Holy Ef Music
I first saw Holy Fuck opening for I can’t remember who at the old Club Soda in Montréal c. 2004 or 2005. I don’t remember the headliner that night because Holy Fuck were so amazing. They are an electronic band at heart, but they make the music with live instrumentation, and other means of making noise, without the use of laptops and other such ephemera. On one hand, they are unlike anything else out there, on the other, they are incredibly melodic and there is a strong hint of the post punk in their music. A four piece band, they do not have a vocalist, Brian Borcherdt and and Graham Walsh play synthesizer, Punch McQuaid plays bass, and Matt Schultz drums.
The Toronto outfit has returned with their 5th long-player, and the first since 2016’s Congrats, which itself was their first since 2010’s Latin.
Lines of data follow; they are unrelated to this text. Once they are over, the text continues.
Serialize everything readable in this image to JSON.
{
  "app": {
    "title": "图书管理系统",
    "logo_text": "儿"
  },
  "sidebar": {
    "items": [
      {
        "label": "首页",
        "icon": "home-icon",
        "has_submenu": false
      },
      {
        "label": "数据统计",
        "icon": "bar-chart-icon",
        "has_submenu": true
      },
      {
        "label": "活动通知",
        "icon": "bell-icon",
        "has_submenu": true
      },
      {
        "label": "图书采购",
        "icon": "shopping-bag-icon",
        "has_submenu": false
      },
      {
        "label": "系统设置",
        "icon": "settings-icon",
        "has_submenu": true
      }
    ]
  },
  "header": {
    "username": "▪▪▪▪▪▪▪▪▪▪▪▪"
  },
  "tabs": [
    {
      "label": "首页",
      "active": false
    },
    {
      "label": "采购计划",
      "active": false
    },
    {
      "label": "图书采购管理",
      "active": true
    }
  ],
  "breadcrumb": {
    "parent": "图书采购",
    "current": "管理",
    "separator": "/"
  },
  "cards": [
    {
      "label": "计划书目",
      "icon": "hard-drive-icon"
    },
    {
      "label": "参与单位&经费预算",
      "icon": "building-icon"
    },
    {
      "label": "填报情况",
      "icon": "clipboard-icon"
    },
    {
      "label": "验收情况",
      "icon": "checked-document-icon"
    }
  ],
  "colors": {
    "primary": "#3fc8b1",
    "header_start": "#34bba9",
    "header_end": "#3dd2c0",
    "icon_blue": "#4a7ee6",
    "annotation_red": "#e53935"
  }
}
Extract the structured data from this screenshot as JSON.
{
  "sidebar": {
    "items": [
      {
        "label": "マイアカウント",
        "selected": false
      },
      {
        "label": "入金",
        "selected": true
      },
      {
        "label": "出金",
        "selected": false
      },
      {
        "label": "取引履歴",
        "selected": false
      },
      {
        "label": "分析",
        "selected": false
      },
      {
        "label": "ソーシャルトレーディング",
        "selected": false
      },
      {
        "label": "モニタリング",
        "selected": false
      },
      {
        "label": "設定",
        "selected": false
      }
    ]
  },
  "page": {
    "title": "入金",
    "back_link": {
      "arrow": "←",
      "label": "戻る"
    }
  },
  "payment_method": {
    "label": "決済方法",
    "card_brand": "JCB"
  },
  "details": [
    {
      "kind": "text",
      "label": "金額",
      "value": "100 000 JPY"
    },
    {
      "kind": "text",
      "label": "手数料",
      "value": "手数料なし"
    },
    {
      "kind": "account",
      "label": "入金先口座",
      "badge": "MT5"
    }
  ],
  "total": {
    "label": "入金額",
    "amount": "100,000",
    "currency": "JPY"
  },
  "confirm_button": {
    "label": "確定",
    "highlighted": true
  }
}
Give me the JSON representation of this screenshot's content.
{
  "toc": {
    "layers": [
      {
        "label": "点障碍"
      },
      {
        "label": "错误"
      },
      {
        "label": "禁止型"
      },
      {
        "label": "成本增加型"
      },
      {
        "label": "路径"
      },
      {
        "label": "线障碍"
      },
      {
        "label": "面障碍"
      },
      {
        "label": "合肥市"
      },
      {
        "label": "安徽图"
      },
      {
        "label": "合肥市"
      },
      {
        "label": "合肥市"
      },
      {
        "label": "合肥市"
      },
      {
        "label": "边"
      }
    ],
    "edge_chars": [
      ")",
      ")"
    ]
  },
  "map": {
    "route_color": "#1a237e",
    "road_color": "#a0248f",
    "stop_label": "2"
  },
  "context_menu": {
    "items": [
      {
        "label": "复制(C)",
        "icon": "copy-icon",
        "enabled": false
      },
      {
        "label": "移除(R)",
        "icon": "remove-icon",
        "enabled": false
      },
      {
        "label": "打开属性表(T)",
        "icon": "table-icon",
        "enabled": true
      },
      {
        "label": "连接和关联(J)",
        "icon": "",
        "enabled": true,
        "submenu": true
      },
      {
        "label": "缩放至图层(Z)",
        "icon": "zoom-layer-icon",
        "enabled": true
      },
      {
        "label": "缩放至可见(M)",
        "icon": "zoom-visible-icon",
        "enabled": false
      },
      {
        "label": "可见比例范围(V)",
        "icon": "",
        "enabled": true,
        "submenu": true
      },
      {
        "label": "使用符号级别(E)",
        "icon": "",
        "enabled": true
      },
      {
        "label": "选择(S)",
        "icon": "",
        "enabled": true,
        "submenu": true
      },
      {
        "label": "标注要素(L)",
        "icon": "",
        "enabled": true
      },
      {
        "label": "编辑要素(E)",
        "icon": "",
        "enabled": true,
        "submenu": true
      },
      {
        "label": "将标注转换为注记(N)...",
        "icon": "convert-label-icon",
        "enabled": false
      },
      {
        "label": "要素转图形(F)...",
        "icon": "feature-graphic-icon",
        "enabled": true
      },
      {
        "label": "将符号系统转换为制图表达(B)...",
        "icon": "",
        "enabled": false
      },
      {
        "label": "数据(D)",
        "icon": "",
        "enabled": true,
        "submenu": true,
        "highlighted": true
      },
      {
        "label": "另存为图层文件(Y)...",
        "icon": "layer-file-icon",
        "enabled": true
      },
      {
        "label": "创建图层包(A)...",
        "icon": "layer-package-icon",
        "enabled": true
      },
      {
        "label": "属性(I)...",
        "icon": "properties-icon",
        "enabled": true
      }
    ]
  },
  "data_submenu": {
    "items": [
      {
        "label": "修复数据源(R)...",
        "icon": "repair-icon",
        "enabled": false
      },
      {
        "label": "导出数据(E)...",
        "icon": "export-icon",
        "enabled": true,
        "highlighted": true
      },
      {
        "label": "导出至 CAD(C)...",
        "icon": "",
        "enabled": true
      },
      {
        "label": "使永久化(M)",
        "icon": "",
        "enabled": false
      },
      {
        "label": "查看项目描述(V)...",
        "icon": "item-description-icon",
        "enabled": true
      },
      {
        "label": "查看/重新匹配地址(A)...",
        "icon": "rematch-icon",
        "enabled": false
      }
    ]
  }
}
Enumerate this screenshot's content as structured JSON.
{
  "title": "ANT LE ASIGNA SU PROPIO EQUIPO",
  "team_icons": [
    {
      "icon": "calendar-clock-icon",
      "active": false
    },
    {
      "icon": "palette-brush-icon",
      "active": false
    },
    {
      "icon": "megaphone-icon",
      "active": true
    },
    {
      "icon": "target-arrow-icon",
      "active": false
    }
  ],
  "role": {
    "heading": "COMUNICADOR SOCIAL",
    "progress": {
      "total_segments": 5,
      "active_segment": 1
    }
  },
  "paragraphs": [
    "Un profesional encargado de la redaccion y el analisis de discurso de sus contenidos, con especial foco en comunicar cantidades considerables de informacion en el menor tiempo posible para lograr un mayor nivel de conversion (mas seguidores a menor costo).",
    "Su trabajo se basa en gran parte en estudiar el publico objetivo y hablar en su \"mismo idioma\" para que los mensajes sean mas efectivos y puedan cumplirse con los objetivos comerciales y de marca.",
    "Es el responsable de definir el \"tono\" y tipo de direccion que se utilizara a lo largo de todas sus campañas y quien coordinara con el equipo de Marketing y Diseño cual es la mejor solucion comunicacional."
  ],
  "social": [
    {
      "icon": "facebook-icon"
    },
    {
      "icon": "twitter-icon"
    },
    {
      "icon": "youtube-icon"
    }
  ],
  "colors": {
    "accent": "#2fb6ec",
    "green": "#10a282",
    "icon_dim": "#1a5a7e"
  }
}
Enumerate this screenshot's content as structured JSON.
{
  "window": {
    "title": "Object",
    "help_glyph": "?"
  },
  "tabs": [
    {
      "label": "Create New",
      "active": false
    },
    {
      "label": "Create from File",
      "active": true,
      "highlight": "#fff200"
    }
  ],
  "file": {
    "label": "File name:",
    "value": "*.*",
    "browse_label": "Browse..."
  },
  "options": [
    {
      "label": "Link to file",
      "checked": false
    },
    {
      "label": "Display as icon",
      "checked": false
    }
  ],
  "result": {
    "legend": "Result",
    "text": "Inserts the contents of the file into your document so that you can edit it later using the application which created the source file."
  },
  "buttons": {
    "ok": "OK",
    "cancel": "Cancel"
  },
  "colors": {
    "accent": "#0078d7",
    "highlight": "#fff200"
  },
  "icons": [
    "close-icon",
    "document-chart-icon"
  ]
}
You see, they released three albums between 2005 and 2010, and then they appear to have taken a long break. Whatevs. They piss people off, largely due to their name. What is it, actually, with Toronto bands and the word ‘fuck’? There is, of course, the brilliant punk-ish Fucked Up, also from the Centre of the Universe (only people in Toronto think they are at the centre of the universe, and the Canadian Constitution actually contains a clause, Art. 119, Sec. 3, which states that if one is not actually from Toronto, one is compelled to hate it; in fact, I would argue that what keeps Canada together, despite separatist movements, is Toronto, we all hate it, but Torontonians are too into themselves to notice).
The name has got them a lot of attention, both good and bad. On Apple Music, their name is redacted as Holy F*ck. Back in 2008, the Canadian government, then under the control of the nefarious Conservative Party, with Stephen Harper as PM, cancelled the PromArt programme, which helped fund international tours by Canadian artists. One of the justification was, according to a government memorandum, that ‘a rock band that uses an expletive as part of its name’ had taken advantage of the programme, amongst other horrible things that artists apparently do in the Conservative imagination. It is entirely possible that this referred to Fucked Up, but it likely was Holy Fuck that incurred the wrath of our small-minded political class.
Anyway. Deleter. I’ve played this album four or five times now, and it is excellent. Holy Fuck make moody electronic post-punk music, and this album is chock-a-block. Opening track ‘Luxe,’ features Hot Chip’s Alexis Taylor, and sets the mood for the album. It begins with a synthesized bass track, before Taylor’s distended, atmospheric and detached vocals are layered over, as the synthesized bass track and percussion that come with it speed up ever so notably, before at around the 1.26 mark, the drums kick in proper and take over as the driver of the song. This is a killer track.
Liars’ Angus Andrew guests on the next track, ‘Deleters,’ the sort-of title track. Over a driving synthesizer bit, and McQuaid and Schultz’s driving rhythm and beat, Andrew lays down this muted, haunted vocal track.
‘Endless’ is one of my favourite tracks, centred as it is around a post-punk bass and a keyboard flourish that wouldn’t sound out of place on a late 80s/early 90s Cure album. Nick Allbrook of Pond guests on ‘Free Gloss,’ which is, as you would imagine, a glossy song. This is the club banger, centred around a sexy, slippery bass line.
‘Moment,’ is, I think, my favourite track. Schultz’ drums are ace on this track, before a Peter Hook-y bass line enters the equation from McQuaid, lending the track a New Order-y feel, which is only compounded with the synthesizers. Once the track gets going, this is a driving one, with a danceable beat and rhythm. The synthesizers would tie in nicely with a strobe light, as it happens.
Taken together, Deleter, is a welcome addition to the Holy Fuck oeuvre, and a nice surprise.